Muhammad Humayun second ruler of the Mughal Empire.
Nasir ud din Muhammad Humayun (Persian نصیر الدین محمد همایون, 1508-1556) was the second ruler of the Mughal Empire of India and ruled until 1540 and 1530 of from 1555 until 1556.
Humayun was unable to consolidate the conquered Empire by his father Babur. He possessed as a ruler and commander does not have the skills to assert themselves in a non-assembled fixed Empire against its internal and external enemies.
A serious defeat against Sher Shah forced him to flee India and led to the interruption of Mughal rule by the short-lived Sur Dynasty. Refuge and help he found at the Persian court, and only the erupting under Sher Shah’s successors infighting eventually enabled him to return to India. By Humayun stay in Persia the courtly culture of the Great Mughals was even more influenced by Persian Culture.
On his return, were among his entourage also two Persian painters who influenced the later Mughal school strong. After his death, the Humayun’s Tomb was built in Delhi. It is considered the first representative monuments of Mughal architecture and has been built by a Persian architect.
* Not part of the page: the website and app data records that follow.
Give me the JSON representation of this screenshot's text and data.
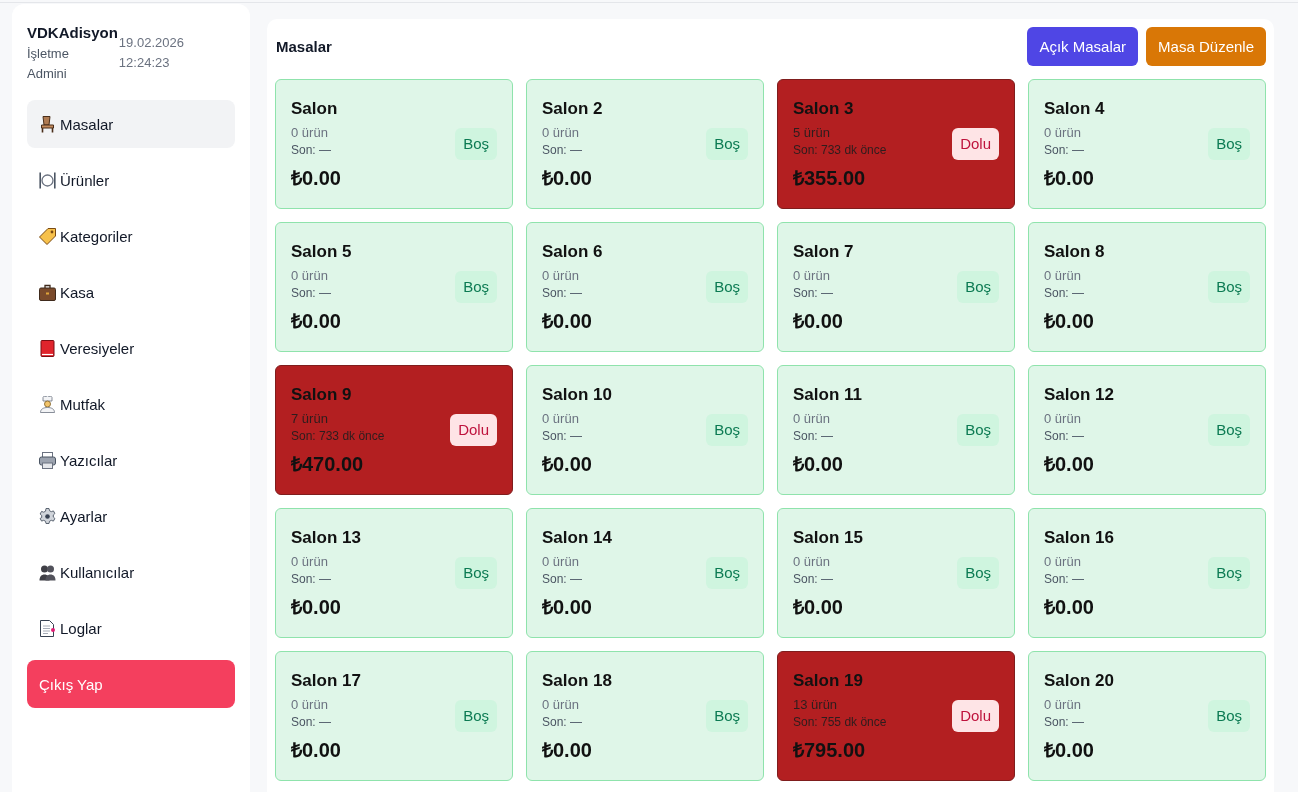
{
  "sidebar": {
    "brand": "VDKAdisyon",
    "role": "İşletme Admini",
    "datetime": "19.02.2026 12:24:23",
    "items": [
      {
        "label": "Masalar",
        "selected": true
      },
      {
        "label": "Ürünler",
        "selected": false
      },
      {
        "label": "Kategoriler",
        "selected": false
      },
      {
        "label": "Kasa",
        "selected": false
      },
      {
        "label": "Veresiyeler",
        "selected": false
      },
      {
        "label": "Mutfak",
        "selected": false
      },
      {
        "label": "Yazıcılar",
        "selected": false
      },
      {
        "label": "Ayarlar",
        "selected": false
      },
      {
        "label": "Kullanıcılar",
        "selected": false
      },
      {
        "label": "Loglar",
        "selected": false
      }
    ],
    "logout": "Çıkış Yap"
  },
  "main": {
    "title": "Masalar",
    "buttons": [
      {
        "label": "Açık Masalar",
        "kind": "primary"
      },
      {
        "label": "Masa Düzenle",
        "kind": "warning"
      }
    ]
  },
  "tables": [
    {
      "name": "Salon",
      "items": "0 ürün",
      "last": "Son: —",
      "total": "₺0.00",
      "status": "Boş",
      "occupied": false
    },
    {
      "name": "Salon 2",
      "items": "0 ürün",
      "last": "Son: —",
      "total": "₺0.00",
      "status": "Boş",
      "occupied": false
    },
    {
      "name": "Salon 3",
      "items": "5 ürün",
      "last": "Son: 733 dk önce",
      "total": "₺355.00",
      "status": "Dolu",
      "occupied": true
    },
    {
      "name": "Salon 4",
      "items": "0 ürün",
      "last": "Son: —",
      "total": "₺0.00",
      "status": "Boş",
      "occupied": false
    },
    {
      "name": "Salon 5",
      "items": "0 ürün",
      "last": "Son: —",
      "total": "₺0.00",
      "status": "Boş",
      "occupied": false
    },
    {
      "name": "Salon 6",
      "items": "0 ürün",
      "last": "Son: —",
      "total": "₺0.00",
      "status": "Boş",
      "occupied": false
    },
    {
      "name": "Salon 7",
      "items": "0 ürün",
      "last": "Son: —",
      "total": "₺0.00",
      "status": "Boş",
      "occupied": false
    },
    {
      "name": "Salon 8",
      "items": "0 ürün",
      "last": "Son: —",
      "total": "₺0.00",
      "status": "Boş",
      "occupied": false
    },
    {
      "name": "Salon 9",
      "items": "7 ürün",
      "last": "Son: 733 dk önce",
      "total": "₺470.00",
      "status": "Dolu",
      "occupied": true
    },
    {
      "name": "Salon 10",
      "items": "0 ürün",
      "last": "Son: —",
      "total": "₺0.00",
      "status": "Boş",
      "occupied": false
    },
    {
      "name": "Salon 11",
      "items": "0 ürün",
      "last": "Son: —",
      "total": "₺0.00",
      "status": "Boş",
      "occupied": false
    },
    {
      "name": "Salon 12",
      "items": "0 ürün",
      "last": "Son: —",
      "total": "₺0.00",
      "status": "Boş",
      "occupied": false
    },
    {
      "name": "Salon 13",
      "items": "0 ürün",
      "last": "Son: —",
      "total": "₺0.00",
      "status": "Boş",
      "occupied": false
    },
    {
      "name": "Salon 14",
      "items": "0 ürün",
      "last": "Son: —",
      "total": "₺0.00",
      "status": "Boş",
      "occupied": false
    },
    {
      "name": "Salon 15",
      "items": "0 ürün",
      "last": "Son: —",
      "total": "₺0.00",
      "status": "Boş",
      "occupied": false
    },
    {
      "name": "Salon 16",
      "items": "0 ürün",
      "last": "Son: —",
      "total": "₺0.00",
      "status": "Boş",
      "occupied": false
    },
    {
      "name": "Salon 17",
      "items": "0 ürün",
      "last": "Son: —",
      "total": "₺0.00",
      "status": "Boş",
      "occupied": false
    },
    {
      "name": "Salon 18",
      "items": "0 ürün",
      "last": "Son: —",
      "total": "₺0.00",
      "status": "Boş",
      "occupied": false
    },
    {
      "name": "Salon 19",
      "items": "13 ürün",
      "last": "Son: 755 dk önce",
      "total": "₺795.00",
      "status": "Dolu",
      "occupied": true
    },
    {
      "name": "Salon 20",
      "items": "0 ürün",
      "last": "Son: —",
      "total": "₺0.00",
      "status": "Boş",
      "occupied": false
    }
  ]
}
Source: The Oriental Annual, or Scenes in India. Comprising twenty-five engravings from original drawings by William Daniell, R.A. and a descriptive Account by the Rev. Hobart Caunter, B.D. London: Published by Edward Bull, Holles Street, Cavendish Square, 1834.